After the USA Freedom Act passed in the Senate on Tuesday, 67-32, Senate Majority Leader Mitch McConnell (R-KY) addressed the bill’s passage, and shared his thoughts on its impact.
While McConnell opposed the USA Freedom Act, which was created to maintain the NSA surveillance powers that expired with Section 215 of the Patriot Act at 12:01 a.m. on June 1, he was on the opposite end of the debate from his fellow Senator from Kentucky, Republican Rand Paul.
Although both Senators were against the USA Freedom Act, Paul led the campaign to abolish NSA surveillance altogether, and McConnell pushed for a “clean” extension of the Patriot Act.
The National Security Agency’s massive surveillance program was exposed by former NSA contractor Edward Snowden in June 2013. While advocates of the USA Freedom Act presented it as a bill that vindicated Snowden by reforming NSA surveillance, those in opposition noted that the act wouldn’t end the government’s collection; it would only change the channels the government went through to collect Americans’ records.

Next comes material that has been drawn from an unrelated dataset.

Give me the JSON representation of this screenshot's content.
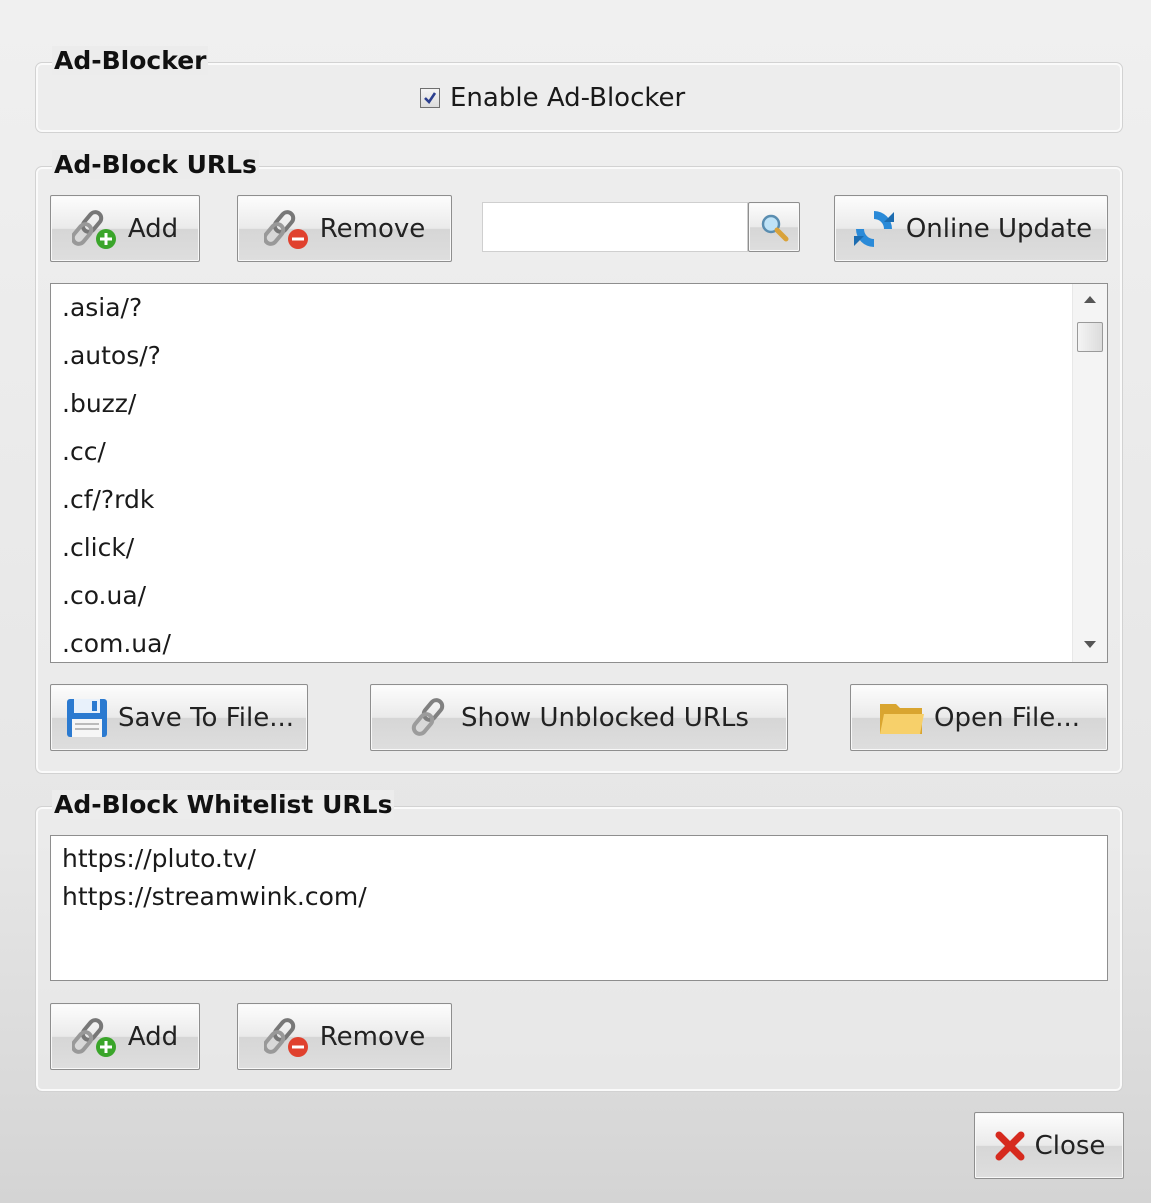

On the Senate floor, McConnell quoted an article from the Associated Press, which called the passage of the USA Freedom Act a “resounding victory for Edward Snowden.”

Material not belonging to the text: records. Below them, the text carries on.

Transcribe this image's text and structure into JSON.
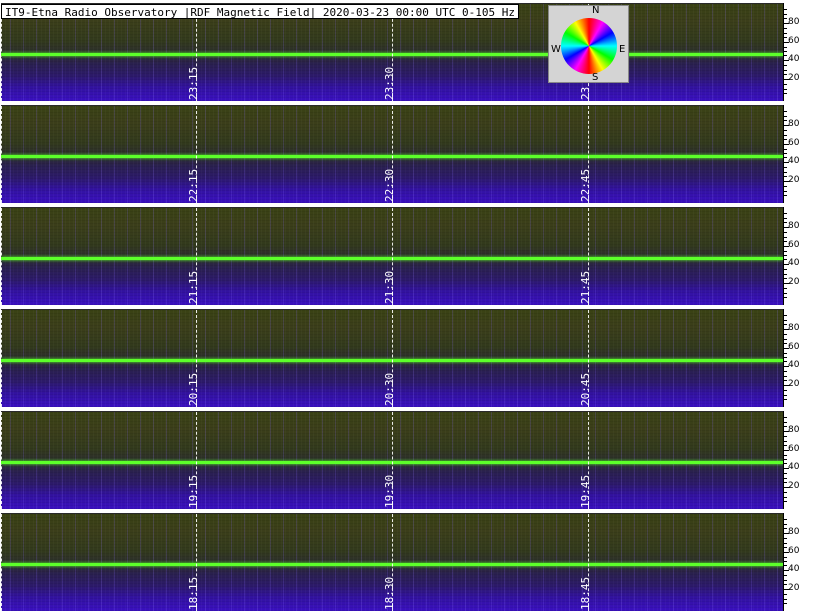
{
  "header": {
    "title": "IT9-Etna Radio Observatory |RDF Magnetic Field| 2020-03-23 00:00 UTC 0-105 Hz"
  },
  "compass": {
    "north": "N",
    "south": "S",
    "east": "E",
    "west": "W"
  },
  "colors": {
    "signal_line": "#5cff2a",
    "low_band": "#3a10c0",
    "high_band": "#3a4214"
  },
  "axis": {
    "tick_labels": [
      "80",
      "60",
      "40",
      "20"
    ]
  },
  "strips": [
    {
      "time_labels": [
        "23:15",
        "23:30",
        "23"
      ]
    },
    {
      "time_labels": [
        "22:15",
        "22:30",
        "22:45"
      ]
    },
    {
      "time_labels": [
        "21:15",
        "21:30",
        "21:45"
      ]
    },
    {
      "time_labels": [
        "20:15",
        "20:30",
        "20:45"
      ]
    },
    {
      "time_labels": [
        "19:15",
        "19:30",
        "19:45"
      ]
    },
    {
      "time_labels": [
        "18:15",
        "18:30",
        "18:45"
      ]
    }
  ]
}
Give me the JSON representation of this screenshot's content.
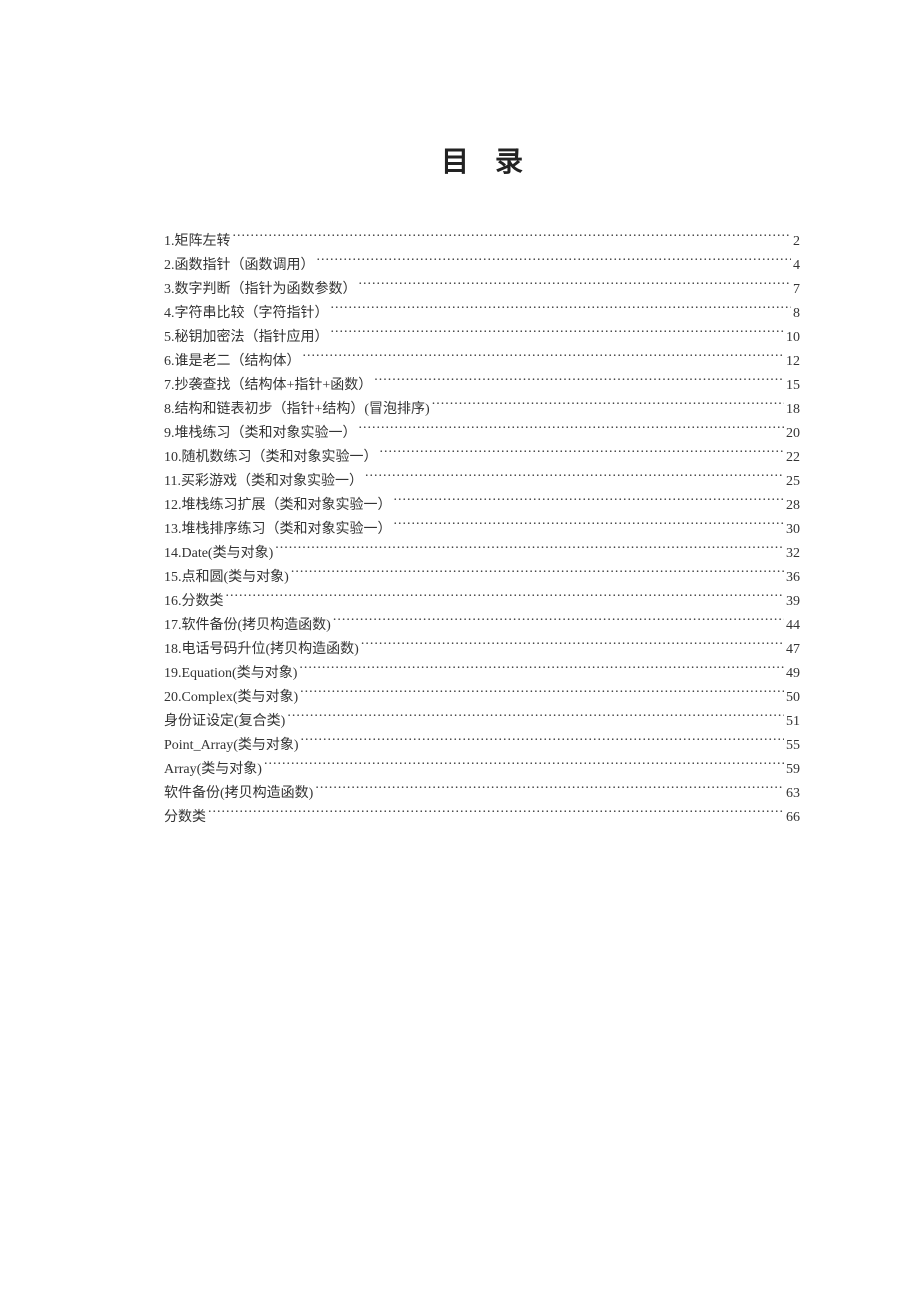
{
  "title": "目录",
  "entries": [
    {
      "label": "1.矩阵左转",
      "page": "2"
    },
    {
      "label": "2.函数指针（函数调用）",
      "page": "4"
    },
    {
      "label": "3.数字判断（指针为函数参数）",
      "page": "7"
    },
    {
      "label": "4.字符串比较（字符指针）",
      "page": "8"
    },
    {
      "label": "5.秘钥加密法（指针应用）",
      "page": "10"
    },
    {
      "label": "6.谁是老二（结构体）",
      "page": "12"
    },
    {
      "label": "7.抄袭查找（结构体+指针+函数）",
      "page": "15"
    },
    {
      "label": "8.结构和链表初步（指针+结构）(冒泡排序)",
      "page": "18"
    },
    {
      "label": "9.堆栈练习（类和对象实验一）",
      "page": "20"
    },
    {
      "label": "10.随机数练习（类和对象实验一）",
      "page": "22"
    },
    {
      "label": "11.买彩游戏（类和对象实验一）",
      "page": "25"
    },
    {
      "label": "12.堆栈练习扩展（类和对象实验一）",
      "page": "28"
    },
    {
      "label": "13.堆栈排序练习（类和对象实验一）",
      "page": "30"
    },
    {
      "label": "14.Date(类与对象)",
      "page": "32"
    },
    {
      "label": "15.点和圆(类与对象)",
      "page": "36"
    },
    {
      "label": "16.分数类",
      "page": "39"
    },
    {
      "label": "17.软件备份(拷贝构造函数)",
      "page": "44"
    },
    {
      "label": "18.电话号码升位(拷贝构造函数)",
      "page": "47"
    },
    {
      "label": "19.Equation(类与对象)",
      "page": "49"
    },
    {
      "label": "20.Complex(类与对象)",
      "page": "50"
    },
    {
      "label": "身份证设定(复合类)",
      "page": "51"
    },
    {
      "label": "Point_Array(类与对象)",
      "page": "55"
    },
    {
      "label": "Array(类与对象)",
      "page": "59"
    },
    {
      "label": "软件备份(拷贝构造函数)",
      "page": "63"
    },
    {
      "label": "分数类",
      "page": "66"
    }
  ]
}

“Those who reveal the tactics, sources and methods of our military and intelligence community give playbook to ISIL and al-Qaeda,” said McConnell, who went on to say that not only was the USA Freedom Act a “resounding victory for Edward Snowden,” it was also a “resounding victory for those who plotted against our homeland.”
Although the Washington Post reported in Jan. that the NSA’s bulk collection of phone records “has had no discernible impact on preventing acts of terrorism,” and the NSA’s mass surveillance was recently ruled illegal by a federal appeals court, McConnell defended the program.
“Nobody’s civil liberties are being violated here,” McConnell said, regarding NSA surveillance. “The president’s campaign to destroy the tools used to prevent another terrorist attack have been aided by those seeking to prosecute officers in the intelligence community, diminish our intelligence capabilities, and despicably to leak and reveal classified information, putting our nation further at risk.”
When the Senate passed the USA Freedom Act on Tuesday afternoon, it approved the same version that was previously passed in the House of Representatives, despite the fact that both McConnell and Paul requested amendments to the bill.
A debate was held over possible amendments on Tuesday, and while McConnell struck down the nine amendments presented by Senator Paul and Sen. Ron Wyden (D-Ore.), he did bring up four amendments of his own, which were all rejected.